The general strategies that Continental Oil Co. has pursued in developing its exploration, production, refining, pursued in developing its exploration, production, refining, and marketing positions overseas in the face of strong, deeply-entrenched competition are discussed. Attention is given to the contributions that the so-called "newcomers" can make to the oil economies of the producing and consuming countries in which they operate. A commentary on the political, economic, and competitive outlook for oil operations in the Eastern Hemisphere is also given.
Continental Oil Co. is only one of many American companies that have made the transition from domestic to international oil operations during recent years. When the history books for the third quarter of the 20th century are written, they will mark an era for American business-an era in which we became for the first time a nation of international industrialists, merchants, traders, and financiers.
In the oil industry alone, some 200 or more companies have gone outside the U. S. during the past 10 or 15 years. Continental's experience has not necessarily been representative of the entire group, or any substantial segment thereof, and I certainly would not want to present it as such. My purpose is to discuss solely our own experience and our own viewpoints. I shall try to answer four questions:
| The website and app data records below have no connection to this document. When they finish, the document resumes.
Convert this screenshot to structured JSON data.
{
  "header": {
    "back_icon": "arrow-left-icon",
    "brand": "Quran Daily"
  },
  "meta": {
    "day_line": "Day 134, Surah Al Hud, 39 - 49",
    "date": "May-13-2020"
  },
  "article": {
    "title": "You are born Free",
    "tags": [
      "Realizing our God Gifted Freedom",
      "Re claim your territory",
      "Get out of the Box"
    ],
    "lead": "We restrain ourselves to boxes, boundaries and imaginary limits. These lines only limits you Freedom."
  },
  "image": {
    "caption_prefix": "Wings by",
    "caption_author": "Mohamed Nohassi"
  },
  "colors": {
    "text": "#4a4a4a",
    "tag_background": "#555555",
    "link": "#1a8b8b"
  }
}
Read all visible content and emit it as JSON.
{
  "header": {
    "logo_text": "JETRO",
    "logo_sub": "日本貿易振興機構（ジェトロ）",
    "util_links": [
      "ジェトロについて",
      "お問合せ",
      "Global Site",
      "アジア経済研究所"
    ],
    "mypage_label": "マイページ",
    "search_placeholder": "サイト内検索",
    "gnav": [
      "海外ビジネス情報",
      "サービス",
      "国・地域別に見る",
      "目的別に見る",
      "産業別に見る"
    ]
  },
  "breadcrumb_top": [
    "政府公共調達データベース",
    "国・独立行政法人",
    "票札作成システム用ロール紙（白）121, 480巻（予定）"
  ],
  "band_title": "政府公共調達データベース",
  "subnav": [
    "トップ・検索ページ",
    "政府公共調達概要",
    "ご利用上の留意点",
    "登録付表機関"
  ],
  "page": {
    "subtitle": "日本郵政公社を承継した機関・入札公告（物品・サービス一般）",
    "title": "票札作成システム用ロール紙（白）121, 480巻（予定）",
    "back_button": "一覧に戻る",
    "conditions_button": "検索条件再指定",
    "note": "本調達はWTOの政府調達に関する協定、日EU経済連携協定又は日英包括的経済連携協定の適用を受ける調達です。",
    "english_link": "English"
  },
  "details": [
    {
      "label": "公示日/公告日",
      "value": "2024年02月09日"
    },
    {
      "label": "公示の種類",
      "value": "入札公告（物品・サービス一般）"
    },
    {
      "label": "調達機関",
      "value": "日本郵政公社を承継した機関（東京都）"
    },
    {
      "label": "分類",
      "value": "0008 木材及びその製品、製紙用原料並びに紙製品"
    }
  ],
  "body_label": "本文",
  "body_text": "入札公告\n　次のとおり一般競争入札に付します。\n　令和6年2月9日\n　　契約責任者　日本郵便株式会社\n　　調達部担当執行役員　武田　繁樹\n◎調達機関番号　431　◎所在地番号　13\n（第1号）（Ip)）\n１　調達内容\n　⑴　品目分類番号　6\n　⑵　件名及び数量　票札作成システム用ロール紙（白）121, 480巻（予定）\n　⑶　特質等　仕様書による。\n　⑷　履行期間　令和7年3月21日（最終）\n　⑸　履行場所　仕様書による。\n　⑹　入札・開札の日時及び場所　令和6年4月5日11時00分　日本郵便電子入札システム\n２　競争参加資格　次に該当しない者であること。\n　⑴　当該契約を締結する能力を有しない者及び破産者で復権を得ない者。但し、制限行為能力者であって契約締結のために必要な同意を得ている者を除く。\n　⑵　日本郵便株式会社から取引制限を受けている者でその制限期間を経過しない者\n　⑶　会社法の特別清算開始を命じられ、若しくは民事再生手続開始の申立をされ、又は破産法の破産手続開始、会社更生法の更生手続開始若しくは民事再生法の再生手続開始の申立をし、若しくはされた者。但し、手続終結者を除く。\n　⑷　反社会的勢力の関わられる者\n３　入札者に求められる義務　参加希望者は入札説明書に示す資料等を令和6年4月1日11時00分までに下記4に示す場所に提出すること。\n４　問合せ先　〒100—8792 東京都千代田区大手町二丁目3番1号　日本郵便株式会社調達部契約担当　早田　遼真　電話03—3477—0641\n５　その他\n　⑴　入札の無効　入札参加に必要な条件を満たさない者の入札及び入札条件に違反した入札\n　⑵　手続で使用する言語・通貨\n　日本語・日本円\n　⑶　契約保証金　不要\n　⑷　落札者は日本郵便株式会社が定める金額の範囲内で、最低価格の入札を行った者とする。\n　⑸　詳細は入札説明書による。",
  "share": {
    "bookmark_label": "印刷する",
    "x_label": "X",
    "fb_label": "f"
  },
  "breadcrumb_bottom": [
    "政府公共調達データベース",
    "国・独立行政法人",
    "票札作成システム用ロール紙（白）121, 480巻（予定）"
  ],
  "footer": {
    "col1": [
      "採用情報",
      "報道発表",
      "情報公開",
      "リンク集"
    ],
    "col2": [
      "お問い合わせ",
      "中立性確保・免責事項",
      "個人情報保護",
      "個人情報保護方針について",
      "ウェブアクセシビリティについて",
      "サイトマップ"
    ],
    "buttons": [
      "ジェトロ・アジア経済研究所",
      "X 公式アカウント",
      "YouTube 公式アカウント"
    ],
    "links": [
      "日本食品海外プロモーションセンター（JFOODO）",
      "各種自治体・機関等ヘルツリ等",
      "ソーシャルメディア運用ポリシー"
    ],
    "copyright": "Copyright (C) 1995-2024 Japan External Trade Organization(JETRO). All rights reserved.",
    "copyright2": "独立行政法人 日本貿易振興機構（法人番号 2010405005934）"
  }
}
Why are we trying to develop a strong position overseas?
What policies are we following? position overseas?
What policies are we following?
What has been the impact of the newcomers like us on the oil business abroad?
What do we see ahead?
Let us begin with the fundamental question. Why are we embarked on a program of expansion overseas? We made the decision to go abroad in about the middle 1950's. Some of the reasons that prompted us to do so have long since disappeared, and others have arisen to take their place. Today, I believe we would summarize as follows place. Today, I believe we would summarize as follows our reasons for expanding abroad.
First, we believe it is essential from a long-run strategic standpoint for us to have a significant stake in crude oil reserves overseas. The facts are clear and very simple. Almost 90 percent of the Free World crude oil reserves lie outside the U.S. and Canada. Since 1958, crude oil reserves in the U.S. and Canada have increased by only 9 billion bbl as compared with a gain of 120 billion bbl abroad (Fig. 1). As a basic corporate policy, we want to develop and maintain a strong position in the energy markets of the Free World for the long-term future. We must, therefore, go where the oil is and participate aggressively in oil exploration and production activities abroad.
Second, we believe that some day the U. S. will need to import larger quantities of foreign crude oil to meet domestic market requirements on an economical basis. The costs of finding and developing domestic crude oil reserves have been rising steadily for many years. (Dramatic evidence that these cost increases are likely to continue may he found in the recent California, Louisiana, and Texas offshore sales.) These rising costs, in turn, generate rising pressures for more imports of lower-cost foreign oil. Almost every month we see some new scheme concocted for further weakening the U. S. import barriers. A recent example is the Occidental proposal for a 300,000 B/D refinery in Maine to run on Libyan and Venezuelan crude oils.
Ultimately, of course, the day will come when American industries will need more foreign oil to satisfy their growing energy requirements on terms that will enable them to compete with foreign manufacturers. When that day arrives, Continental wants to have large, low-cost reserves abroad to supplement its domestic supplies.